The CWA added a Supply Reliability Charge while allocating non-commodity revenues to all rate and charge categories including treatment and applying the debt and equity payments for the Carlsbad seawater desalination plant to the supply rate.
The Supply Reliability Charge utilizes a fixed charge to recover a portion of the QSA and Carlsbad desalination plant costs. The charge is set equal to the difference between the supply cost of desalination and the Imperial County purchases (including MWD’s wheeling charge) and a like amount of water purchased at MWD’s Tier 1 rate multiplied by 25 percent.
The charge is allocated to CWA member agencies on a pro-rata basis utilizing a five-year rolling average of M&I deliveries for each member agency.
The initial Supply Reliability Charge for 2016 was $26,000,000, the 2017 amount was $24,800,000, the 2018 total was $28,600,000, the 2019 total charge is $30,200,000, and the 2020 amount will be $37,430,000. Otay will account for $2,642,500 of the payments, Helix will provide $2,567,448, Padre Dam’s assessment is $896,531, and Lakeside will pay $261,513.

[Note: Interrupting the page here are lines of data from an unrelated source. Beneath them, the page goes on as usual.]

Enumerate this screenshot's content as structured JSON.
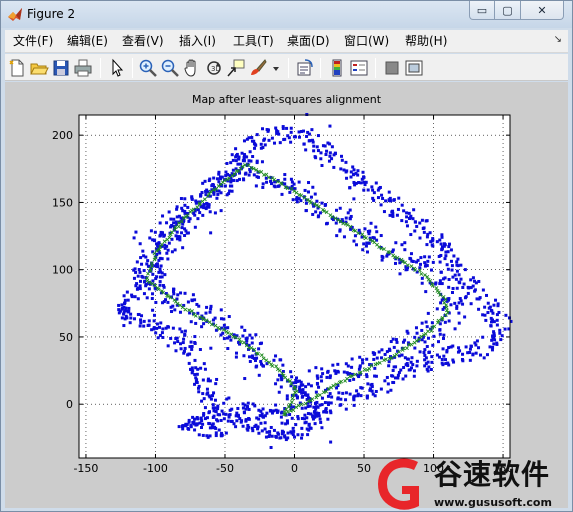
{
  "window": {
    "title": "Figure 2",
    "minimize_glyph": "▭",
    "maximize_glyph": "▢",
    "close_glyph": "✕"
  },
  "menu": {
    "items": [
      "文件(F)",
      "编辑(E)",
      "查看(V)",
      "插入(I)",
      "工具(T)",
      "桌面(D)",
      "窗口(W)",
      "帮助(H)"
    ],
    "overflow_glyph": "↘"
  },
  "toolbar": {
    "icons": [
      "new-figure-icon",
      "open-file-icon",
      "save-icon",
      "print-icon",
      "edit-plot-arrow-icon",
      "zoom-in-icon",
      "zoom-out-icon",
      "pan-hand-icon",
      "rotate-3d-icon",
      "data-cursor-icon",
      "brush-icon",
      "brush-dropdown-icon",
      "link-plot-icon",
      "colorbar-icon",
      "legend-icon",
      "hide-plot-tools-icon",
      "show-plot-tools-icon"
    ]
  },
  "colors": {
    "scan_points": "#0b0bd9",
    "trajectory": "#1f8a1f",
    "watermark_red": "#e8262a",
    "figure_background": "#cccccc"
  },
  "chart_data": {
    "type": "scatter",
    "title": "Map after least-squares alignment",
    "xlabel": "",
    "ylabel": "",
    "xlim": [
      -155,
      155
    ],
    "ylim": [
      -40,
      215
    ],
    "xticks": [
      -150,
      -100,
      -50,
      0,
      50,
      100,
      150
    ],
    "yticks": [
      0,
      50,
      100,
      150,
      200
    ],
    "grid": true,
    "grid_style": "dotted",
    "series": [
      {
        "marker": "blue dots",
        "polyline": [
          [
            -35,
            178
          ],
          [
            -60,
            160
          ],
          [
            -90,
            130
          ],
          [
            -108,
            110
          ],
          [
            -105,
            92
          ],
          [
            -75,
            72
          ],
          [
            -30,
            42
          ],
          [
            0,
            12
          ],
          [
            55,
            30
          ],
          [
            95,
            50
          ],
          [
            115,
            70
          ],
          [
            110,
            82
          ],
          [
            95,
            100
          ],
          [
            55,
            122
          ],
          [
            25,
            143
          ],
          [
            -10,
            165
          ],
          [
            -35,
            178
          ]
        ],
        "spread": 9
      },
      {
        "marker": "blue dots",
        "polyline": [
          [
            -125,
            65
          ],
          [
            -108,
            92
          ],
          [
            -90,
            118
          ],
          [
            -75,
            140
          ],
          [
            -60,
            152
          ],
          [
            -35,
            188
          ],
          [
            -15,
            200
          ],
          [
            5,
            200
          ],
          [
            30,
            180
          ],
          [
            55,
            160
          ],
          [
            80,
            140
          ],
          [
            105,
            120
          ],
          [
            118,
            100
          ],
          [
            128,
            85
          ],
          [
            140,
            70
          ],
          [
            150,
            55
          ],
          [
            145,
            45
          ],
          [
            120,
            38
          ],
          [
            95,
            32
          ],
          [
            70,
            20
          ],
          [
            40,
            5
          ],
          [
            0,
            -8
          ],
          [
            -40,
            -5
          ],
          [
            -60,
            0
          ],
          [
            -70,
            25
          ],
          [
            -75,
            45
          ],
          [
            -110,
            65
          ],
          [
            -125,
            65
          ]
        ],
        "spread": 7
      },
      {
        "marker": "blue dots",
        "polyline": [
          [
            0,
            15
          ],
          [
            20,
            -10
          ],
          [
            -5,
            -25
          ],
          [
            -30,
            -15
          ],
          [
            -60,
            -10
          ],
          [
            -80,
            -15
          ],
          [
            -50,
            -22
          ]
        ],
        "spread": 5
      },
      {
        "marker": "green x",
        "polyline": [
          [
            -35,
            178
          ],
          [
            -55,
            162
          ],
          [
            -80,
            138
          ],
          [
            -100,
            112
          ],
          [
            -106,
            92
          ],
          [
            -80,
            72
          ],
          [
            -40,
            48
          ],
          [
            -10,
            25
          ],
          [
            2,
            10
          ],
          [
            -8,
            -8
          ],
          [
            15,
            5
          ],
          [
            40,
            20
          ],
          [
            70,
            35
          ],
          [
            95,
            52
          ],
          [
            110,
            68
          ],
          [
            108,
            78
          ],
          [
            95,
            95
          ],
          [
            65,
            115
          ],
          [
            35,
            135
          ],
          [
            5,
            155
          ],
          [
            -20,
            170
          ],
          [
            -35,
            178
          ]
        ]
      }
    ]
  },
  "watermark": {
    "name": "谷速软件",
    "url": "www.gususoft.com"
  }
}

The CWA also has a Standby Availability Charge of $10 per acre or $10 per parcel under one acre; that amount will not change.
MWD’s Readiness to Serve Charge, which is set on a fiscal year basis and becomes effective July 1, involves credits for the standby charge and administrative costs.
The CWA’s share is allocated to member agencies based on a ten-year rolling average of demands. The CWA’s charge after standby and administrative credits was reduced from $22,406,380 in 2015-16 to $18,623,577 during 2016-17 to $16,291,858 for 2017-18 to $14,870,829 in 2018-19 and will be $12,909,485 for 2019-20. The 2019-20 payments will include $807,806 by Helix, $791,452 from Otay, $97,273 assessed to Padre Dam, and $18,043 charged to Lakeside.
The MWD Capacity Charge is allocated to CWA member agencies proportionally based on a five-year rolling average of flows during peak periods. The total charge to the CWA decreased from $12,406,380 for 2016 to $9,105,600 in 2017, increased to $9,902,340 for 2018, was dropped to $8,262,020 during 2019, and will be $8,019,440 in 2020.
Otay will contribute $586,571, Helix will fund $498,862, Padre Dam will provide $222,218, and Lakeside will pay $94,044.
The CWA also has a System Capacity Charge which is a one-time charge for new system connections and recovers the proportionate cost of the existing and planned system serving the new customers.
The System Capacity Charge which increased from $4,840 per meter equivalent in 2016 to $5,029 for 2017 to $5,099 during 2018 to $5,257 for 2019 will be $5,301 per meter equivalent in 2020. A Water Treatment Capacity Charge which recovers a portion of the regional water treatment facility expenses but exempts the City of Del Mar, City of Escondido, and City of Poway customers who cannot benefit from that service will increase from $146 to $147 per meter equivalent and was $123 during 2016, $128 for 2017, and $141 in 2018.
In 2017 the CWA board approved a change in the annexation fee structure from a processing fee and a per-acre annexation fee to a flat annexation application fee after a cost analysis determined that parcel size had little impact on the CWA’s staff time.
The annexation application fee which was $10,340 in 2018 and $10,681 during 2019 will be $10,749 for 2020. That fee does not include the CWA member agency and MWD annexation fees, nor does it include the Local Agency Formation Commission processing fee.